(Dataset items)
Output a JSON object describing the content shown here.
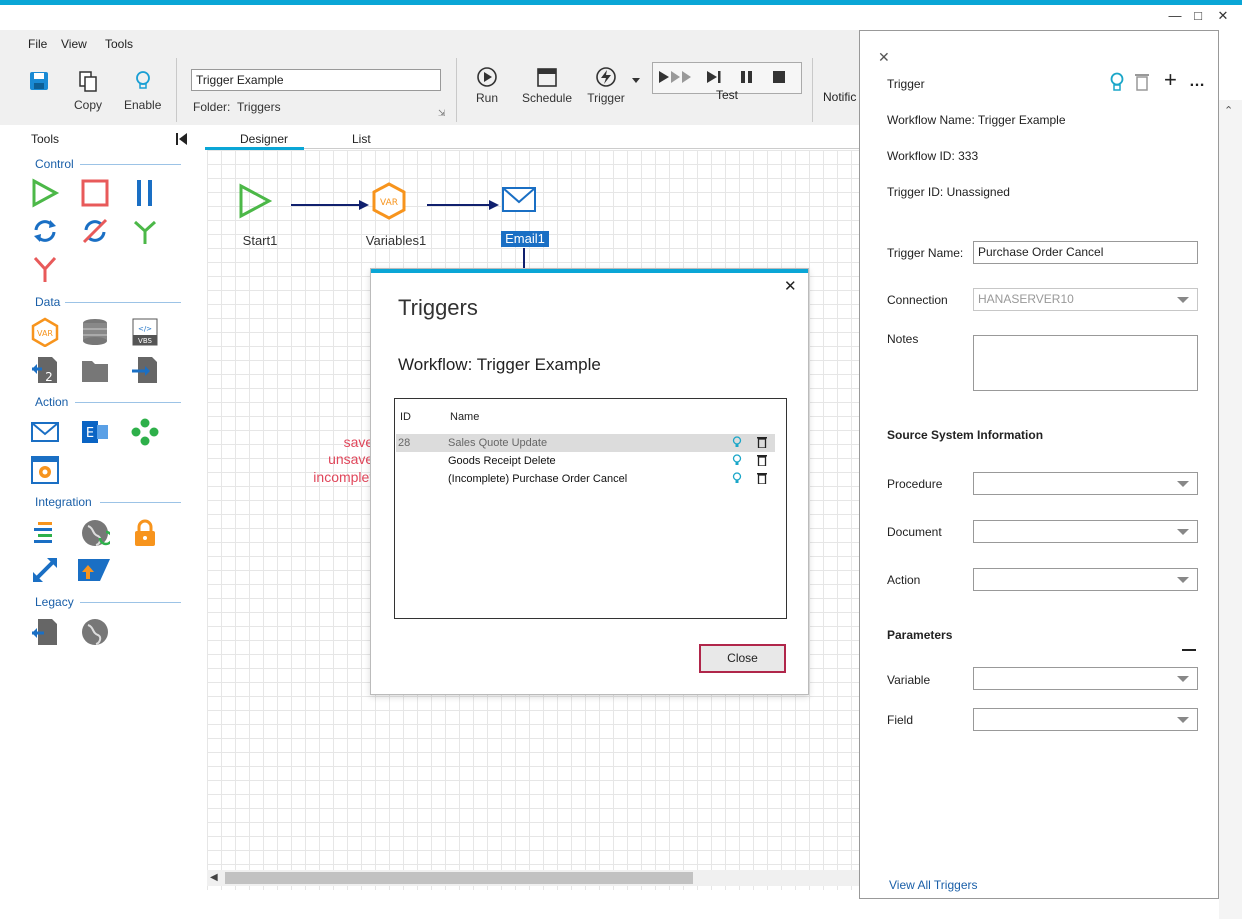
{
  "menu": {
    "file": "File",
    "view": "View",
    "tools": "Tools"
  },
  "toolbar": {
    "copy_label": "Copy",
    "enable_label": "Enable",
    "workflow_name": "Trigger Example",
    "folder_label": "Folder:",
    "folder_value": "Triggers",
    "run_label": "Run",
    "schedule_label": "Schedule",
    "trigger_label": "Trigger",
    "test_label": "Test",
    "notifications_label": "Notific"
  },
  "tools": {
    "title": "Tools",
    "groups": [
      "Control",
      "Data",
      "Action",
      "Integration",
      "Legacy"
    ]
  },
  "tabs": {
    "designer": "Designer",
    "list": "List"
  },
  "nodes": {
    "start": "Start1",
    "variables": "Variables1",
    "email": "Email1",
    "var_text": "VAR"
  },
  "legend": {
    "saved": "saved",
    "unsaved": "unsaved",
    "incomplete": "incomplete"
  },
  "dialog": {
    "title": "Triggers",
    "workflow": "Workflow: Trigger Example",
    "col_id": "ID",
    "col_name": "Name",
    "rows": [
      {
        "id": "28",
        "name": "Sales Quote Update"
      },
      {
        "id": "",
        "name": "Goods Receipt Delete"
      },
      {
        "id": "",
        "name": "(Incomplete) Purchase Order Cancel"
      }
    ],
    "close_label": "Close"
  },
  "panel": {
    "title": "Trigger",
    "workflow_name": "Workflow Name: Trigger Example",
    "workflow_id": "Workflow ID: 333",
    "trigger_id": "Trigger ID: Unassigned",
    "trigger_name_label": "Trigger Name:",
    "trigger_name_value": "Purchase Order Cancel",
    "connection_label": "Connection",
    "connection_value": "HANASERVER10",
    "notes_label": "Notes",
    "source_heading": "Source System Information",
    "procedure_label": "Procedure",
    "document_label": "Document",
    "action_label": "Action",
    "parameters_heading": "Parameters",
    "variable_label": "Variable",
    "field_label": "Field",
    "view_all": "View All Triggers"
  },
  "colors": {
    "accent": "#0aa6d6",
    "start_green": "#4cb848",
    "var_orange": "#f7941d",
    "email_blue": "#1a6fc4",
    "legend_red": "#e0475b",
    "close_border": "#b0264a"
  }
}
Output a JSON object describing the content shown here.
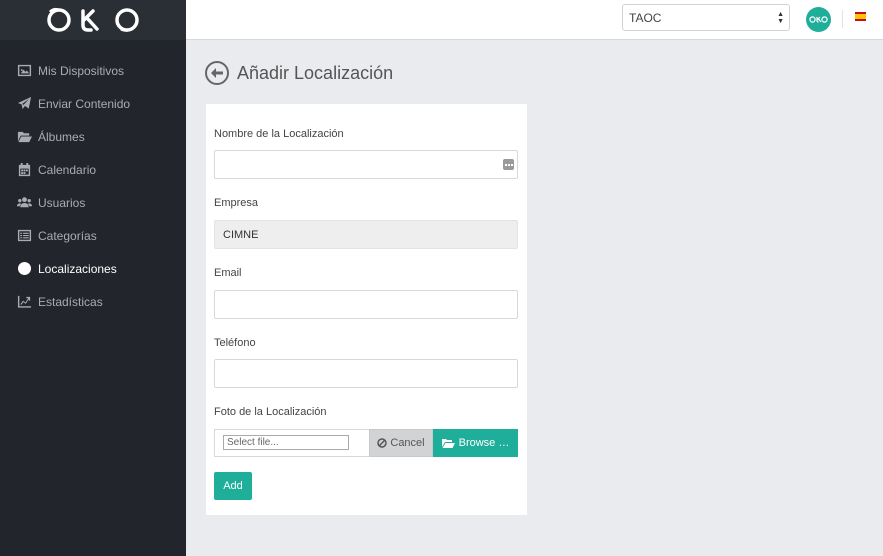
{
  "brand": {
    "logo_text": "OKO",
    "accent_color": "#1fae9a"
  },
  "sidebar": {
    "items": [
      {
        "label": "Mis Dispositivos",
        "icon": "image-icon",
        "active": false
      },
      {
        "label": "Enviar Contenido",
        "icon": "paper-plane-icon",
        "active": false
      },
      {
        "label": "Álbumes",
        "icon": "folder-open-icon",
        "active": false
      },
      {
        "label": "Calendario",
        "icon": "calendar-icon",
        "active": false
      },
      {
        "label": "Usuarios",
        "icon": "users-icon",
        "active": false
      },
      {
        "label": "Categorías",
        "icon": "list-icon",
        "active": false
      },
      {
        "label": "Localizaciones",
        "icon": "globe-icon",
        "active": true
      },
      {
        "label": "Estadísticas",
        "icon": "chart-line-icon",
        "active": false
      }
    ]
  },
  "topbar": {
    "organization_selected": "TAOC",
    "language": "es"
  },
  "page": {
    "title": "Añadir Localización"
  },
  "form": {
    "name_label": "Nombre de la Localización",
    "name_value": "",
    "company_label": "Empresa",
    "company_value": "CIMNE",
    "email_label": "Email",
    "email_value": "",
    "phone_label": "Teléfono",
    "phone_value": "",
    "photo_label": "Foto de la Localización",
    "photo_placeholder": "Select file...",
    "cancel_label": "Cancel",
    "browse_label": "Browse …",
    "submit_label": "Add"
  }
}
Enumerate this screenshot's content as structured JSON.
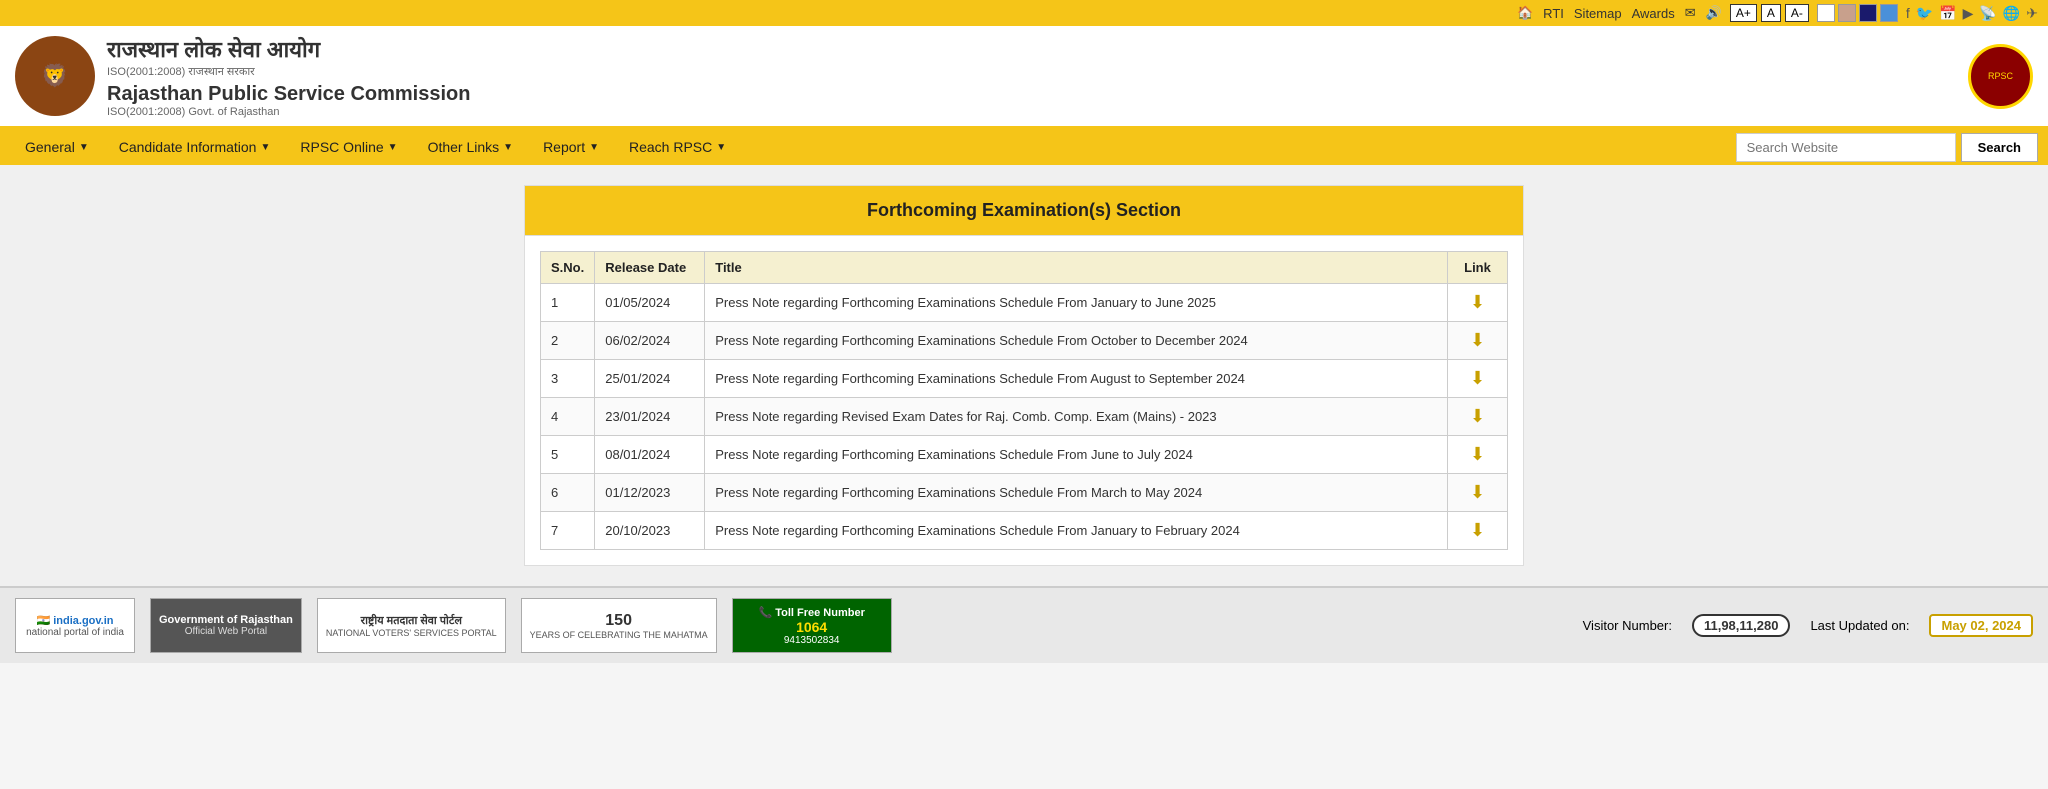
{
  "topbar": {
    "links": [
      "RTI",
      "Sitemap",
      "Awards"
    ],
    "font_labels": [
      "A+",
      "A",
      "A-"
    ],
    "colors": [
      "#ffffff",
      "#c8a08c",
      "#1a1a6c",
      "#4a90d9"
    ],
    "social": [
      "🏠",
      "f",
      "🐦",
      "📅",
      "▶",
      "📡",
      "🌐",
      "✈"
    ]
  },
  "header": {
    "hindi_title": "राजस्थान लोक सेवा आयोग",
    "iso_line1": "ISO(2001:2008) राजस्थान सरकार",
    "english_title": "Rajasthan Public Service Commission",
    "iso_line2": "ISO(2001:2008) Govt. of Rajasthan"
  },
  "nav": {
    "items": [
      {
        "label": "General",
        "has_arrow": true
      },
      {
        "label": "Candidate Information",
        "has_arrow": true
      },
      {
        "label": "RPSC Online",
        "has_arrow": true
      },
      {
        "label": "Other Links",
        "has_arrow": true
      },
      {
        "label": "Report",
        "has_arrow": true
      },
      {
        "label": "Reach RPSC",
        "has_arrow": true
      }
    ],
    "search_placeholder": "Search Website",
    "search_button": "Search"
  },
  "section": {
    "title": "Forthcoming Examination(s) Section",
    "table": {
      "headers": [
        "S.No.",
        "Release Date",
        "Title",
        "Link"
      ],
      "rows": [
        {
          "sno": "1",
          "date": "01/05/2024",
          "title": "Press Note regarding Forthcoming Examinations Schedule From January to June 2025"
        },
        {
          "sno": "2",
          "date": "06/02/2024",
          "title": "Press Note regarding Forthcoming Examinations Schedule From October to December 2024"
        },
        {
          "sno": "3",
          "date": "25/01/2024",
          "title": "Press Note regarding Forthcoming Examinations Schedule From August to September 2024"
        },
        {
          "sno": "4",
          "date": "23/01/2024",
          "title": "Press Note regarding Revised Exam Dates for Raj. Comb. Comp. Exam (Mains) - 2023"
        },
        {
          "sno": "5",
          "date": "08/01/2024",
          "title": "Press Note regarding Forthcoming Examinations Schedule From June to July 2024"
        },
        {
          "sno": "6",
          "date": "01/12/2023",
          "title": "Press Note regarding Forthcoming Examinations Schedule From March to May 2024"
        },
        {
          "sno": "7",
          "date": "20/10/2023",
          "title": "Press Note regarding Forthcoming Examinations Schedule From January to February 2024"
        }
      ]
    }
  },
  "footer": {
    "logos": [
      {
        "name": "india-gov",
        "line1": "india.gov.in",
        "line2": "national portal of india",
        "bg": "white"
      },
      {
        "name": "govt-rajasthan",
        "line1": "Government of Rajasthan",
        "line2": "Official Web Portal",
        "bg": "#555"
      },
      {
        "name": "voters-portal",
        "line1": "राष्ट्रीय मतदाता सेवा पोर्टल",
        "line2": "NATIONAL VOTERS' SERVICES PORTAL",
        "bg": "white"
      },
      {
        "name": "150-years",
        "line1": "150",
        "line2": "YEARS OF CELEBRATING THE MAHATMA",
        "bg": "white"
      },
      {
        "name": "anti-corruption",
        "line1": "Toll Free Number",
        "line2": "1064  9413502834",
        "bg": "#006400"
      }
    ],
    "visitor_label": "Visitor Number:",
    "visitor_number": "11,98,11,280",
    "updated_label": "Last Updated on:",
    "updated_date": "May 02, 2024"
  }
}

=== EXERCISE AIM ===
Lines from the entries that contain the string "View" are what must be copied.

=== WRITTEN SOLUTION ===
    "view": "View",
    "view_all": "View All Triggers"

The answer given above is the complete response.